▶ [Data to examine]
↓

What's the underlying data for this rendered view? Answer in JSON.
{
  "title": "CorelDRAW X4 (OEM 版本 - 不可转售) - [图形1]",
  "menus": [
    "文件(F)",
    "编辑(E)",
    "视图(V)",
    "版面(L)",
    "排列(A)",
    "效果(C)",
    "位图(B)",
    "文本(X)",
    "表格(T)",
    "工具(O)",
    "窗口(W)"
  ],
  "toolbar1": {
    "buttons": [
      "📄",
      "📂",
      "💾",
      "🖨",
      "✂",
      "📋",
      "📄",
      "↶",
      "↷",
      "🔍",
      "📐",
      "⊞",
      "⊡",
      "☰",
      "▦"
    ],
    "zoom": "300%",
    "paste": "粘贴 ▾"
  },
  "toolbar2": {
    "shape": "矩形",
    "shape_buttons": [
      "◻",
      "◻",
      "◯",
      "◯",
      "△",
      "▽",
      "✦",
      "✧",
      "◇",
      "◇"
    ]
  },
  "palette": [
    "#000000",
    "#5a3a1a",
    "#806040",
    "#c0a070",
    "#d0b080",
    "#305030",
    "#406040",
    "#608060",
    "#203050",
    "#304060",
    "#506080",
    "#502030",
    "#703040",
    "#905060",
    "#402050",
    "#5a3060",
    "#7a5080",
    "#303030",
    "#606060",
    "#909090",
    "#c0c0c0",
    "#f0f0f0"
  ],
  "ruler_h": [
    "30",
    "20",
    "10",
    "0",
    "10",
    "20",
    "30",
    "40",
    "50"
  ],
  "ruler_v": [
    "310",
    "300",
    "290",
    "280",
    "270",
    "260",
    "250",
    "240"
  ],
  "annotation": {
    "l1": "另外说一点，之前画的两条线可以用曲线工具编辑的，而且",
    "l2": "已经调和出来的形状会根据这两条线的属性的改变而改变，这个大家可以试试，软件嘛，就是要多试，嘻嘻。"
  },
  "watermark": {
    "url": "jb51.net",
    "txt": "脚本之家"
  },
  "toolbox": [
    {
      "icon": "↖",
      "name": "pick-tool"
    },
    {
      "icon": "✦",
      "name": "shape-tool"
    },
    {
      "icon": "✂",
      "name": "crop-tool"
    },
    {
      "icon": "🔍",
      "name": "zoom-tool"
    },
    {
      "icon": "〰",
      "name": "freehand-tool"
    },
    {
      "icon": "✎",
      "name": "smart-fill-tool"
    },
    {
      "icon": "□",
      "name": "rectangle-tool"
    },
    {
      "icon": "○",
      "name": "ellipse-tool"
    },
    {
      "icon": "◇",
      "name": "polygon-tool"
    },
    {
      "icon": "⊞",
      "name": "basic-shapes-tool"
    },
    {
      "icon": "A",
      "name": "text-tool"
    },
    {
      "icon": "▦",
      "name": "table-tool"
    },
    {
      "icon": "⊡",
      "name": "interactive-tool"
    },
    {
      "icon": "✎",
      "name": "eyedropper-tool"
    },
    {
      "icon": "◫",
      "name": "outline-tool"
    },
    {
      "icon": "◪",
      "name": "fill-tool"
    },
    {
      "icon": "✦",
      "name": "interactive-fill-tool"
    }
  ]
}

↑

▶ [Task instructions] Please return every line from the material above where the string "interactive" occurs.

▶ [Exercise output]
      "name": "interactive-tool"
      "name": "interactive-fill-tool"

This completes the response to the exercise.